Instructions for the task: Restate each record exactly as it was written.

= Beginning of Section =

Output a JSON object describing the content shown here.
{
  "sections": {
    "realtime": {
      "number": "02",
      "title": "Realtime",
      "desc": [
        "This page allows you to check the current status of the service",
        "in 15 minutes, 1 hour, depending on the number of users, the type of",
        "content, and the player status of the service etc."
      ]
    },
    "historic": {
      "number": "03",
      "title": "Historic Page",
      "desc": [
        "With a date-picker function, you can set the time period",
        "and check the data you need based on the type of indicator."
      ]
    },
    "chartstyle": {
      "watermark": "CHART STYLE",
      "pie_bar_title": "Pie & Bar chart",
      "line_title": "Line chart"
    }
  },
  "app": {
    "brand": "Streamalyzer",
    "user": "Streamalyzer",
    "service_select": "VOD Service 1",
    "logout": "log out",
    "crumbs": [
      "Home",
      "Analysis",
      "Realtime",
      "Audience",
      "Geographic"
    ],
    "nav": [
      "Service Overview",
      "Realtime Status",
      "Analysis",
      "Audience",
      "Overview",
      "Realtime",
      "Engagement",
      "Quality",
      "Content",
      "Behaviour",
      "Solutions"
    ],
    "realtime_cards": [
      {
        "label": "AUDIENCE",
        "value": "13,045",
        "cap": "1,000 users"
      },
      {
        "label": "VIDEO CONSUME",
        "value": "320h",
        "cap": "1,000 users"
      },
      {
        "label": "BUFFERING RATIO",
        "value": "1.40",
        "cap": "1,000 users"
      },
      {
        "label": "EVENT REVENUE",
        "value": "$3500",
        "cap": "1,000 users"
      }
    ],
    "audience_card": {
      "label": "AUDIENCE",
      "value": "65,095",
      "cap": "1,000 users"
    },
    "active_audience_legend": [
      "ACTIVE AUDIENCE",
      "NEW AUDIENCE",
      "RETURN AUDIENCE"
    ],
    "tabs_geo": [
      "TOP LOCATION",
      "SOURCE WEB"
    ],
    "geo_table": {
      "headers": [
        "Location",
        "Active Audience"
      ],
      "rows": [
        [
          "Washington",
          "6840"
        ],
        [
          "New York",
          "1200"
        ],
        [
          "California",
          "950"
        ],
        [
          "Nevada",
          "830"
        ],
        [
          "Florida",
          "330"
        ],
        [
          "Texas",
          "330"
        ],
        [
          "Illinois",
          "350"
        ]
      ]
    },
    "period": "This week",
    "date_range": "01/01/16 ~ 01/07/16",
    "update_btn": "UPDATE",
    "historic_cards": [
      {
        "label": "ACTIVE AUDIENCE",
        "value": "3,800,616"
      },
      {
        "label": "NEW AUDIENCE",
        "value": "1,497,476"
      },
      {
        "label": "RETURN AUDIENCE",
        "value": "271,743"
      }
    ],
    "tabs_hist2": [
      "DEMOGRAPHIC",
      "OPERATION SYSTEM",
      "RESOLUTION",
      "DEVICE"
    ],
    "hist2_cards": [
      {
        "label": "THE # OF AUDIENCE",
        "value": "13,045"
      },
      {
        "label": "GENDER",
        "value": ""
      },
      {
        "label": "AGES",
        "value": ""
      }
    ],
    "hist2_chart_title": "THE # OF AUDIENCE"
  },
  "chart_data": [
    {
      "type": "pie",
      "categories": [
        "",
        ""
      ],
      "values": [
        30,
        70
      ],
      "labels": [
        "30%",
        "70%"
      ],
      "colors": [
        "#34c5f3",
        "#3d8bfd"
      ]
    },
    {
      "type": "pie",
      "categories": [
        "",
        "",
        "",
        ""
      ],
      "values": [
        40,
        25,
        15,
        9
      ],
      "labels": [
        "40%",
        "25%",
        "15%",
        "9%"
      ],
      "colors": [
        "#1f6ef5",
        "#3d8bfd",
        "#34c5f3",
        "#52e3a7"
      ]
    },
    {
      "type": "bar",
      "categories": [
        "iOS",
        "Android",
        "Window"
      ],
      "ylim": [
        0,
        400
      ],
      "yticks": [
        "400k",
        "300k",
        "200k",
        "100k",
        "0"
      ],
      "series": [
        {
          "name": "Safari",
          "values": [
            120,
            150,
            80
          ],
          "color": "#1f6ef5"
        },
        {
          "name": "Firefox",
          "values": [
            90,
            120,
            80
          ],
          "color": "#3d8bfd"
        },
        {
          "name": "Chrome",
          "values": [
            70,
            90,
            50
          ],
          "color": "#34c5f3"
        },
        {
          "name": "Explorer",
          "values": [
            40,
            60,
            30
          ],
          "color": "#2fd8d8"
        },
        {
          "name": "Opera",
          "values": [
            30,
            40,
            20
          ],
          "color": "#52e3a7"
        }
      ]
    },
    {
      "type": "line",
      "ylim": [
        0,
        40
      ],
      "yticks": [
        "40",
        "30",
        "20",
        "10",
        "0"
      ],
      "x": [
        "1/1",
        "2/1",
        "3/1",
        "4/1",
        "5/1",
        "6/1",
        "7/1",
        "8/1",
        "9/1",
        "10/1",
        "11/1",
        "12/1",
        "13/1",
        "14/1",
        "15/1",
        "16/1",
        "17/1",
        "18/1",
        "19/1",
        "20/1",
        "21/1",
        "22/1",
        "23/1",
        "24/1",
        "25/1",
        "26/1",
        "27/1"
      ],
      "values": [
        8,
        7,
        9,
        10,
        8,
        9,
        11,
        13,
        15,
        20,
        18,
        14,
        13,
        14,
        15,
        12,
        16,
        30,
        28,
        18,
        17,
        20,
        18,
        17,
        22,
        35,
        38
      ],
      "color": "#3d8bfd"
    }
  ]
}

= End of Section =

Problem solution:
Output a JSON object describing the content shown here.
{
  "sections": {
    "realtime": {
      "number": "02",
      "title": "Realtime",
      "desc": [
        "This page allows you to check the current status of the service",
        "in 15 minutes, 1 hour, depending on the number of users, the type of",
        "content, and the player status of the service etc."
      ]
    },
    "historic": {
      "number": "03",
      "title": "Historic Page",
      "desc": [
        "With a date-picker function, you can set the time period",
        "and check the data you need based on the type of indicator."
      ]
    },
    "chartstyle": {
      "watermark": "CHART STYLE",
      "pie_bar_title": "Pie & Bar chart",
      "line_title": "Line chart"
    }
  },
  "app": {
    "brand": "Streamalyzer",
    "user": "Streamalyzer",
    "service_select": "VOD Service 1",
    "logout": "log out",
    "crumbs": [
      "Home",
      "Analysis",
      "Realtime",
      "Audience",
      "Geographic"
    ],
    "nav": [
      "Service Overview",
      "Realtime Status",
      "Analysis",
      "Audience",
      "Overview",
      "Realtime",
      "Engagement",
      "Quality",
      "Content",
      "Behaviour",
      "Solutions"
    ],
    "realtime_cards": [
      {
        "label": "AUDIENCE",
        "value": "13,045",
        "cap": "1,000 users"
      },
      {
        "label": "VIDEO CONSUME",
        "value": "320h",
        "cap": "1,000 users"
      },
      {
        "label": "BUFFERING RATIO",
        "value": "1.40",
        "cap": "1,000 users"
      },
      {
        "label": "EVENT REVENUE",
        "value": "$3500",
        "cap": "1,000 users"
      }
    ],
    "audience_card": {
      "label": "AUDIENCE",
      "value": "65,095",
      "cap": "1,000 users"
    },
    "active_audience_legend": [
      "ACTIVE AUDIENCE",
      "NEW AUDIENCE",
      "RETURN AUDIENCE"
    ],
    "tabs_geo": [
      "TOP LOCATION",
      "SOURCE WEB"
    ],
    "geo_table": {
      "headers": [
        "Location",
        "Active Audience"
      ],
      "rows": [
        [
          "Washington",
          "6840"
        ],
        [
          "New York",
          "1200"
        ],
        [
          "California",
          "950"
        ],
        [
          "Nevada",
          "830"
        ],
        [
          "Florida",
          "330"
        ],
        [
          "Texas",
          "330"
        ],
        [
          "Illinois",
          "350"
        ]
      ]
    },
    "period": "This week",
    "date_range": "01/01/16 ~ 01/07/16",
    "update_btn": "UPDATE",
    "historic_cards": [
      {
        "label": "ACTIVE AUDIENCE",
        "value": "3,800,616"
      },
      {
        "label": "NEW AUDIENCE",
        "value": "1,497,476"
      },
      {
        "label": "RETURN AUDIENCE",
        "value": "271,743"
      }
    ],
    "tabs_hist2": [
      "DEMOGRAPHIC",
      "OPERATION SYSTEM",
      "RESOLUTION",
      "DEVICE"
    ],
    "hist2_cards": [
      {
        "label": "THE # OF AUDIENCE",
        "value": "13,045"
      },
      {
        "label": "GENDER",
        "value": ""
      },
      {
        "label": "AGES",
        "value": ""
      }
    ],
    "hist2_chart_title": "THE # OF AUDIENCE"
  },
  "chart_data": [
    {
      "type": "pie",
      "categories": [
        "",
        ""
      ],
      "values": [
        30,
        70
      ],
      "labels": [
        "30%",
        "70%"
      ],
      "colors": [
        "#34c5f3",
        "#3d8bfd"
      ]
    },
    {
      "type": "pie",
      "categories": [
        "",
        "",
        "",
        ""
      ],
      "values": [
        40,
        25,
        15,
        9
      ],
      "labels": [
        "40%",
        "25%",
        "15%",
        "9%"
      ],
      "colors": [
        "#1f6ef5",
        "#3d8bfd",
        "#34c5f3",
        "#52e3a7"
      ]
    },
    {
      "type": "bar",
      "categories": [
        "iOS",
        "Android",
        "Window"
      ],
      "ylim": [
        0,
        400
      ],
      "yticks": [
        "400k",
        "300k",
        "200k",
        "100k",
        "0"
      ],
      "series": [
        {
          "name": "Safari",
          "values": [
            120,
            150,
            80
          ],
          "color": "#1f6ef5"
        },
        {
          "name": "Firefox",
          "values": [
            90,
            120,
            80
          ],
          "color": "#3d8bfd"
        },
        {
          "name": "Chrome",
          "values": [
            70,
            90,
            50
          ],
          "color": "#34c5f3"
        },
        {
          "name": "Explorer",
          "values": [
            40,
            60,
            30
          ],
          "color": "#2fd8d8"
        },
        {
          "name": "Opera",
          "values": [
            30,
            40,
            20
          ],
          "color": "#52e3a7"
        }
      ]
    },
    {
      "type": "line",
      "ylim": [
        0,
        40
      ],
      "yticks": [
        "40",
        "30",
        "20",
        "10",
        "0"
      ],
      "x": [
        "1/1",
        "2/1",
        "3/1",
        "4/1",
        "5/1",
        "6/1",
        "7/1",
        "8/1",
        "9/1",
        "10/1",
        "11/1",
        "12/1",
        "13/1",
        "14/1",
        "15/1",
        "16/1",
        "17/1",
        "18/1",
        "19/1",
        "20/1",
        "21/1",
        "22/1",
        "23/1",
        "24/1",
        "25/1",
        "26/1",
        "27/1"
      ],
      "values": [
        8,
        7,
        9,
        10,
        8,
        9,
        11,
        13,
        15,
        20,
        18,
        14,
        13,
        14,
        15,
        12,
        16,
        30,
        28,
        18,
        17,
        20,
        18,
        17,
        22,
        35,
        38
      ],
      "color": "#3d8bfd"
    }
  ]
}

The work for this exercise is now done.